The story goes that Stock, Aitken + Waterman, had completely forgotten about Kylie’s first visit to the UK and on arrival at their studio, she sat in their foyer whilst they quickly dug out the keyboards and the sampling machine and threw together the song. Kylie admits herself that coming from the world of t.v., she treated the lyrics like a script and sang into the mike as directed. The song was recorded in a few takes and off she flew from Heathrow at the end of the day. It happened that fast.
I love the story. I know you’ll have a few anecdotes yourself.
Learning here is this: Having little time IS NOT an issue when it comes to solving problems; it can sometimes be a blessing.

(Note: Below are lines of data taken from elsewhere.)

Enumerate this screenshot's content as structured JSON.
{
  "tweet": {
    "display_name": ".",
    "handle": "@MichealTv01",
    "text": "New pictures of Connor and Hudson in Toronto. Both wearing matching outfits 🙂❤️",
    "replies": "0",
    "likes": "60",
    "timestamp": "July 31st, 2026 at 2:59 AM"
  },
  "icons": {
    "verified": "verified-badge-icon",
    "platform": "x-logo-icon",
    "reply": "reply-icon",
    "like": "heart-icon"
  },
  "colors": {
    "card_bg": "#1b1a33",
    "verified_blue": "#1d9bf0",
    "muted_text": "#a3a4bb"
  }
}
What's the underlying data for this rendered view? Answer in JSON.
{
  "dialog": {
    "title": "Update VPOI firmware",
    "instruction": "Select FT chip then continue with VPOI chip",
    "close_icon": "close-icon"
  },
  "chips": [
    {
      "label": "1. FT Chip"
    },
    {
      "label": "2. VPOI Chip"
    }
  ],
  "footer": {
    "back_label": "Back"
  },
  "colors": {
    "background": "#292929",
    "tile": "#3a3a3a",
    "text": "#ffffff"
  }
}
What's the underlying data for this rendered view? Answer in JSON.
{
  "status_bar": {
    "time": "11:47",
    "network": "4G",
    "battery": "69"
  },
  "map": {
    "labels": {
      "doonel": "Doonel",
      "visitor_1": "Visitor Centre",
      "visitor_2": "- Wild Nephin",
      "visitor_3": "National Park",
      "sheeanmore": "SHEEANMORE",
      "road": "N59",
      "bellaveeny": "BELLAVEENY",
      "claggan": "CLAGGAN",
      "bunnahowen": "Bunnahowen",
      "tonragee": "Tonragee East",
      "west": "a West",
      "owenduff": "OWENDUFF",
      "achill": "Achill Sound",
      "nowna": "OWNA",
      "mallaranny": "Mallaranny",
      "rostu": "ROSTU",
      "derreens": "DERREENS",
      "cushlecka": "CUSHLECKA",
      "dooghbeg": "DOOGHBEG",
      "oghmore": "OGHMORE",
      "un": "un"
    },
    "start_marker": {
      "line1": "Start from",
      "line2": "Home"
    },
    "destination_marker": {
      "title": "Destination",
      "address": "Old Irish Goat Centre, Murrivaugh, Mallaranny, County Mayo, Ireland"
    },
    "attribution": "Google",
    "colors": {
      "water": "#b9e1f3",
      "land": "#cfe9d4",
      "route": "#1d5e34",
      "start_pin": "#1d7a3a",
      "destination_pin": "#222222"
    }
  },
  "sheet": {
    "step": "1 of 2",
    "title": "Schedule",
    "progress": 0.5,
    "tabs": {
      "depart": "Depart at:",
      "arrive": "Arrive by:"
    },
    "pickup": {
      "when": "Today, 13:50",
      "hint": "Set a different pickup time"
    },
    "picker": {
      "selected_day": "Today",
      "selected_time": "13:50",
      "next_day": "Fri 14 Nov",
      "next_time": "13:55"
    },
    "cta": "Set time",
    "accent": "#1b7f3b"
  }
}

When time is tight your brain doesn’t move any faster. It’s always moving fast. Normally however you’ve got time to consciously judge stuff. When time is tight, there is no room for conscious processing; that’ll waste what moments you do have. It’s time to relax and allow your subconscious processing to surface. All the time it’s moving super fast and making decisions without your awareness. It knows EXACTLY what’s’ going on. It’s the greatest resource you have so the trick is to allow it to show you...
Let’s look at Kylie’s song. Stock, Aitken + Waterman had written songs by the dozen. They had a strong back catalogue of successes and thousands of hours between them crafting lyrics and melodies. The collective and individual power of their mind when it came to ‘writing a song’ was without question. Whether you like their style isn’t the issue here. They could write and had got something that worked for them just as well as Lennon and McCartney – it was just on this occasion they cut out the crap and nailed a song in 20mins.
Time is always going to pass. So it’s up to you on how you feel about it.
“Not having enough time” is a judgement. It programmes your brain into thinking about what it can’t do. And guess what - you can’t do it!
Try “we’ve got this amount of time and let’s make the best of it”. It’s a simple shift in perspective but it’s worth keeping in mind. A shorter amount of time gets your subconscious surfacing and as a result you:
· Cut out the crap – you’ll go for what matters. They’ll be lots of that 80/20 rule kicking in but you’ll also experience genius moments of insight and idea creation as your subconscious brings forth the wonderment of your mind in seconds rather than hours.
· You’ll make decisions better – see above
· You’ll experiment better and try things out for the first time. Let’s face it, if there isn’t enough time for the ‘normal’ way of doing things, then a new approach will have more of a chance. For example – ever thought about NOT typing up a proposal and simply binding your notes together along with all the roughs? Alec Issigonis designed the mini on a napkin –what’s good enough for him...
· You’ll have way more fun. If you want to kill a project, do it slowly!
Don’t however GIVE YOURSELF less time. An engineered false deadline isn’t the same energetically as having a real deadline. I’ve seen lots of bad advice being given framed as ‘create a sense of urgency’ to get the best out of people. Seriously, don’t do that.
I write this with a few important pitches to prepare for the next few weeks. Only I haven’t that luxury of time as I’m committed to other projects. Thus my weekend and evenings are the only time I have – so I take all of my own advice.
I also remind myself to have fun with it.
So you do the same when the ‘time’ issue comes up again.
Sorry it was a long blog.
I hadn’t time for a shorter one.